2006 OPEN FORUM Abstracts
TOBACCO DEPENDENCE AND TREATMENT: AN EVALUATION AND REVIEW OF MOST RECENT STUDIES
Thomas John, Ph.D., RRT,
Tennessee State University, Nashville, Tennessee
Background: The effects of smoking result in approximately 440, 000 deaths annually, with a cost of over $100 billion. Cigarette smoking continues as a cause for serious health consequences and early death in Americans. As tobacco dependency is growing, smokers need a multifactorial treatment program to help stop smoking.
Methods: Several recent articles related to tobacco dependence and treatments were identified using Medline and pubMed databases. Findings of the studies are summarized.
Results: Bars et al (2006) tested the hypothesis that the number of cigarettes smoked per day determines the severity of tobacco dependence and consequently provides a way to give more effective, individualized pharmacotherapy, i.e., individualizing treatment based on disease severity. Their study concluded that increasing combinations of medications according to personal history (i.e., the number of cigarettes smoked daily) would improve abstinence rates. Every enrollee in the study received the same ongoing evaluation, education, advice and support. This tobacco dependency treatment program was effective, safe with continuous abstinence rates exceeding most other published studies. Fabio et al reported (2006) that treatment with cognitive behavior therapy (CBT) + bupropion resulted in a better 6 month rate of smoking cessation compared to CBT + nortriptyline or CBT + placebo. Abdullah et al reviewed (2006) other effective smoking cessation intervention studies. All the reported studies demonstrate the effectiveness of various smoking cessation interventions. A statistically significant percentage of subjects quit smoking by behavioral therapy (advice, counseling). Older smokers (age ≥ 40) reported a higher quit rate (25%) compared with younger smokers (age < 40; 17%) when they used transdermal nicotine. Nicotine replacement therapy (NRT) is most widely used to aid smoking cessation. NRT is available as patch and gum systems; prescriptions are required for inhaler, nasal spray and lozenges. Sustained release bupropion is a second controller medication. Individualizing and tailoring medication combinations and doses improve tobacco dependence treatment effectiveness. Other options include the 5 A's approach (Ask, Advise, Assess, Assist and Arrange). Many people find it difficult to quit smoking. Approximately 70% of smokers having made at least one unsuccessful attempt to quit smoking. Even though such initial failures are disappointing, the individuals concerned could succeed later with the help of proper counseling and treatment modalities.
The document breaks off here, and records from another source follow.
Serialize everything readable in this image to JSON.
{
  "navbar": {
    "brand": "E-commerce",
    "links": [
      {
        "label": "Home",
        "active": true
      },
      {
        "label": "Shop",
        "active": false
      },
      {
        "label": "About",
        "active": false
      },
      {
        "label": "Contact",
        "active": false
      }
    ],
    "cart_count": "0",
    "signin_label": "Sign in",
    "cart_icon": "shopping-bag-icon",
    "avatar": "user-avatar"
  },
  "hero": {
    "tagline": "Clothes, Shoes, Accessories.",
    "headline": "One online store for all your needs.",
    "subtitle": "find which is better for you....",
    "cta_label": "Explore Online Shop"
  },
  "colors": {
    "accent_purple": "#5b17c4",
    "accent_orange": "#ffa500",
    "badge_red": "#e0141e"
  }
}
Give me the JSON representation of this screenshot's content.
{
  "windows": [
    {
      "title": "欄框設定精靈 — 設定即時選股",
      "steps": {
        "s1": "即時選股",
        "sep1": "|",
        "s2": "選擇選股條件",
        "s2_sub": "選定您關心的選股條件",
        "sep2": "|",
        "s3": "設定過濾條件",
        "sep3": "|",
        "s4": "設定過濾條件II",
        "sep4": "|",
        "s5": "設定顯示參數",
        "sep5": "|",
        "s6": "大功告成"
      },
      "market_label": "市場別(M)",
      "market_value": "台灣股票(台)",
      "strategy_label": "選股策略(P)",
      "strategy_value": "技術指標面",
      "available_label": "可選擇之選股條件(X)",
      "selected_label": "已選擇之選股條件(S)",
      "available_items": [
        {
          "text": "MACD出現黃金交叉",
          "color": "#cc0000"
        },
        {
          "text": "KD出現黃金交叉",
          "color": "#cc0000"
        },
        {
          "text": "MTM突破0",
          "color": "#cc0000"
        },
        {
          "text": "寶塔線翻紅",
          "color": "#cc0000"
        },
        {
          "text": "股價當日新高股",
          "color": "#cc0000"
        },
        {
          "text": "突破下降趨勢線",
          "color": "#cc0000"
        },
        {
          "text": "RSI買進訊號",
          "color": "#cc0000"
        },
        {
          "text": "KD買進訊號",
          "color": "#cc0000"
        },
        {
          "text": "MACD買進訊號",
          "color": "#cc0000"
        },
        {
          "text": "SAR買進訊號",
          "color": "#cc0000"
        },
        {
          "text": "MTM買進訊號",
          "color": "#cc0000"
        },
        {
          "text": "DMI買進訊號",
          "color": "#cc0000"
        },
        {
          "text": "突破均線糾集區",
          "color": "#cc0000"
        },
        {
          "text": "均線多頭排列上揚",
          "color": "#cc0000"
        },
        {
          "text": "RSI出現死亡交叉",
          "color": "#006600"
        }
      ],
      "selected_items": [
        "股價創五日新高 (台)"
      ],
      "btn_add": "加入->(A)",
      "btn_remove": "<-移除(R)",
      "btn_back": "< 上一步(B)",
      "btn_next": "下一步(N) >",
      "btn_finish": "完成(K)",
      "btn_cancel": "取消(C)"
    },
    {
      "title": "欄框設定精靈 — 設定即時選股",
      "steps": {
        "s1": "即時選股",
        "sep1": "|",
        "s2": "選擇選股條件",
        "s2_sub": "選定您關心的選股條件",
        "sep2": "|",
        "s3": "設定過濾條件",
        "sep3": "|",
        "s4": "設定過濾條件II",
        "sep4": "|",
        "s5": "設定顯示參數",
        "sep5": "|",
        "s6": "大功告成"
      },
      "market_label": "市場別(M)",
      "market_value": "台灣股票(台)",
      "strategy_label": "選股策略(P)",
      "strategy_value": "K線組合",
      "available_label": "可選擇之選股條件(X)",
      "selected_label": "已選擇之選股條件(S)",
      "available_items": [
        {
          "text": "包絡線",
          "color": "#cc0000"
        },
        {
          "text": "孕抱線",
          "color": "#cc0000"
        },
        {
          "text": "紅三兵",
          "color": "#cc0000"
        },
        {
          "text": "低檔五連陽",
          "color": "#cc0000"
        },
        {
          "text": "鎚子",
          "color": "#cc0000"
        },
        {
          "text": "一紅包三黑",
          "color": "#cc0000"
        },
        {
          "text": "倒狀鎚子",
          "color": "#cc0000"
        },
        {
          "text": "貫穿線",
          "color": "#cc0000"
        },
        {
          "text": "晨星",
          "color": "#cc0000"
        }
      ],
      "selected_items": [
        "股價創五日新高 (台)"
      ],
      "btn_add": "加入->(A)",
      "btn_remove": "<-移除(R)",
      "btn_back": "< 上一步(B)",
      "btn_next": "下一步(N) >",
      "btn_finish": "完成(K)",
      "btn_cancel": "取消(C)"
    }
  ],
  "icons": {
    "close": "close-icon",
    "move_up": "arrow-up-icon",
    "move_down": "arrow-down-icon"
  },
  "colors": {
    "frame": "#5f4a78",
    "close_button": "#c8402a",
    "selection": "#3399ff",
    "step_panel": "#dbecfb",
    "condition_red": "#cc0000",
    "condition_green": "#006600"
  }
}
Conclusion: Quit smoking and abstinence rates can be improved by appropriate interventions. Respiratory Therapists and other health care professionals should prepare themselves to provide smoking cessation service to each smoker they encounter.